    There is a lot of television cartoons being produced now. These shows serve as pilots and tests markets and when some reach a certain level they’ll be greenlit for series with bigger budgets and higher production values.

    These things are definitely changing development – more and more execs expect to see something animated as opposed to just pitch packets and concepts, especially if you don’t have a track record.

  • Fefferhoden

    stimulate the senses or challenge the audience? It has been a very long time since any tv shows, movies, or cartoons have done this. Seriously, have you actually paid attention to the ridiculous crap on tv? At least flash movies break the mold completely,

  • thebulfrog

    What I’m wondering, is at what point (budget-wise) do you feel it’s not worth it to do animation at all? Obviously, in an ideal world we’d all have the budget of Disney. I’m working as an animation producer for a small web company, and really struggling to give up and coming recent grads a chance to work in their own styles for the budget we have. It’s not easy to find the right people, and I know for many of them it’s a lot better than no animation job. They appreciate getting the work. I’ve watched them learn and get better and grow to the point where I can no longer afford them. Is that really such a bad thing?

  • jg

    This is why I never appreciated the word “content”. I never liked to say it is what I make . . . “Oh we’re looking for content” they would say. I think that’s what’s wrong. “Content.” Instead of looking to tell a beautiful story through a quality-made animation, they are just put out — anything! — to satisfy the viewer and to make them laugh and come again. These guys should really listen to some of the things that John Lassetter said. He said that in Disney, they look to tell a great story. It is content, yes, but it’s quality content, it’s well thought out, and it’s something you’d enjoy and rememeber. With these new internet “content”, it’s just not the same. It just lacks the quality and ‘production values’. It lacks a good story. Now I’m not bashing on the whole Internet medium. It’s great for amateurs like myself to get their work out and share it. I’ve seen many great animations by talented persons.

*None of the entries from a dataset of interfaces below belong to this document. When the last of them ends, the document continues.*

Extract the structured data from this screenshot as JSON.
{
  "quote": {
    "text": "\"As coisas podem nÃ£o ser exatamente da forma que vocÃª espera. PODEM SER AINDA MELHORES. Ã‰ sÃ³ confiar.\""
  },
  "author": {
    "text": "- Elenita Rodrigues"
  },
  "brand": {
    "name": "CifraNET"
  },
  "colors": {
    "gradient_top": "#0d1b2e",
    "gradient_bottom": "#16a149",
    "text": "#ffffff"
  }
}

But then, there are animations like these which are just some cheap way to get lots of views and to get out content. Oh if Winsor McCay was here today to see this!